**INSTRUCTIONS TO FOLLOW:** Copy each line of the records that holds the string "change".

**Interface dataset entries:**
============

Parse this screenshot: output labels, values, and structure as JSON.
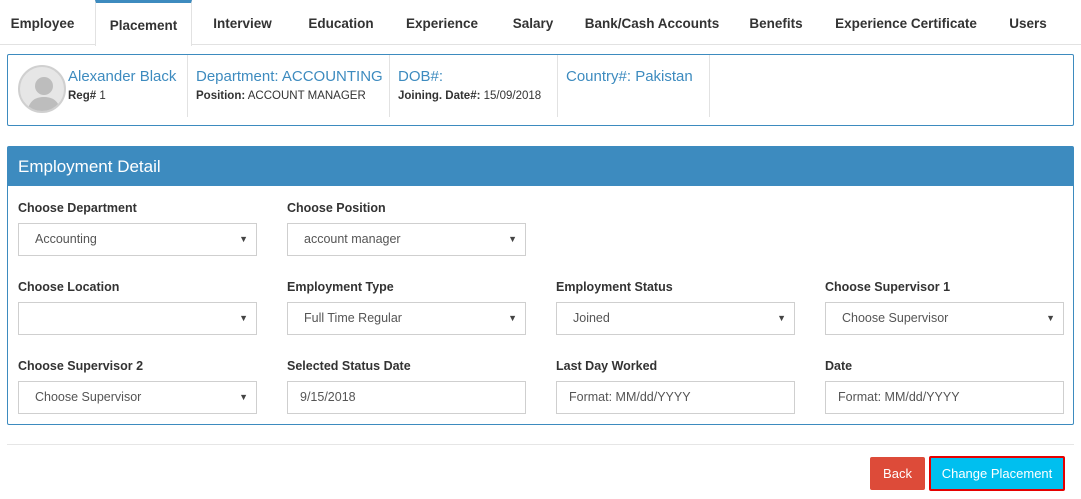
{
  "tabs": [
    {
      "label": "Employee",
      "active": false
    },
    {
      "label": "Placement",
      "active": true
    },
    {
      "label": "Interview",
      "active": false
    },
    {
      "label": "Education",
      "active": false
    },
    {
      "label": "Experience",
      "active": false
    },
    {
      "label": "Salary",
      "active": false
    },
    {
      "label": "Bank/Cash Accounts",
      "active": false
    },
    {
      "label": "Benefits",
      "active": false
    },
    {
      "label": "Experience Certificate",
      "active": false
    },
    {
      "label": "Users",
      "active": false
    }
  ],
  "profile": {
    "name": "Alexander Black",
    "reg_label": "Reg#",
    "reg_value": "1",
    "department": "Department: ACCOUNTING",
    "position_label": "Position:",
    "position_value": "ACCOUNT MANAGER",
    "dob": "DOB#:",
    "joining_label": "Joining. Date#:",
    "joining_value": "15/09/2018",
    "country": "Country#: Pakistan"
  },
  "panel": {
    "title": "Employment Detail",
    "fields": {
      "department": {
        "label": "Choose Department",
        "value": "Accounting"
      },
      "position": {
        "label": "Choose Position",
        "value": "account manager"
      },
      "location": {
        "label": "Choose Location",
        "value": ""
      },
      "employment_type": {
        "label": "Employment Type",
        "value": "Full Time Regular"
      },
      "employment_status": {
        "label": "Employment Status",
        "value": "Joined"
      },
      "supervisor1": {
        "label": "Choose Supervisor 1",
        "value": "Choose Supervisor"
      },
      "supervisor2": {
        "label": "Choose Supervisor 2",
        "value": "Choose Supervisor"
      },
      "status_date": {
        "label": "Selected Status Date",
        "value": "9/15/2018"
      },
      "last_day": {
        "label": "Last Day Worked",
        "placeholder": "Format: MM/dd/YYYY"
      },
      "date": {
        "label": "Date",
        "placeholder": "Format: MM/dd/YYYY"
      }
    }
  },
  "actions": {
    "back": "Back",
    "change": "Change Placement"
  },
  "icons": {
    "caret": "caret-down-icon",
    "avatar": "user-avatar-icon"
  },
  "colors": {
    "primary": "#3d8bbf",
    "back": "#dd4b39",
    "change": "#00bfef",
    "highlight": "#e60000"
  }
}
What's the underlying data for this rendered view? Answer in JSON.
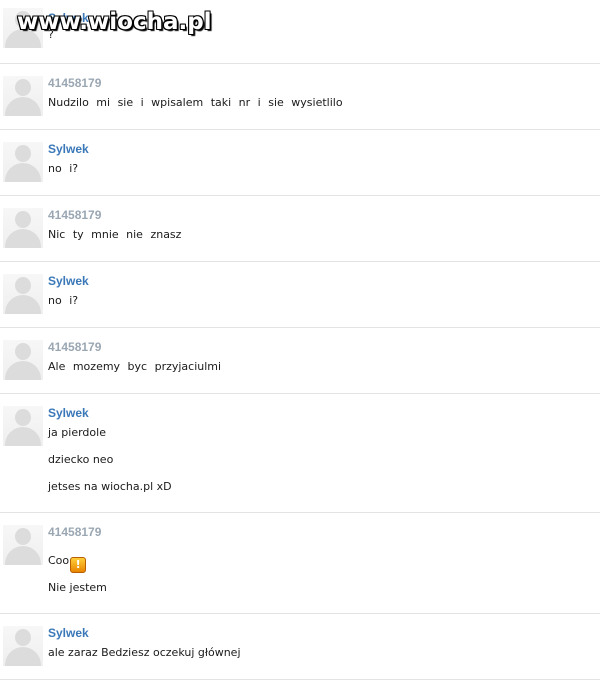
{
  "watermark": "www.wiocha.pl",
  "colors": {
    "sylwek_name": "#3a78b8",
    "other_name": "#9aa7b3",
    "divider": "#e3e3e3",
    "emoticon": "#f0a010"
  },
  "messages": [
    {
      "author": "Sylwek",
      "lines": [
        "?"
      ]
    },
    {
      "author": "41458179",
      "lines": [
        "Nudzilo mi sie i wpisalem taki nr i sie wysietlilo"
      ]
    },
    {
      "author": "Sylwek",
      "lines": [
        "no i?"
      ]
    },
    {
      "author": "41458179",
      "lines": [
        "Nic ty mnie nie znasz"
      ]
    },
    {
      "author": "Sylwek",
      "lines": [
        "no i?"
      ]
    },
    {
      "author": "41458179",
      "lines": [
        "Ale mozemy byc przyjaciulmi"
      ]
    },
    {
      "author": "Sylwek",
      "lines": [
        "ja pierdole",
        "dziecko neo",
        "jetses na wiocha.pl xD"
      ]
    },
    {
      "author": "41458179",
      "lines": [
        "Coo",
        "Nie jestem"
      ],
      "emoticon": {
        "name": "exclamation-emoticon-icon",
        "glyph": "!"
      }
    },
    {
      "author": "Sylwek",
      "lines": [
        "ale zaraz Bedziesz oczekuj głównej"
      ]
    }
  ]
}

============

**OUTPUT OF THE EXERCISE:**
    "change": "Change Placement"
    "change": "#00bfef",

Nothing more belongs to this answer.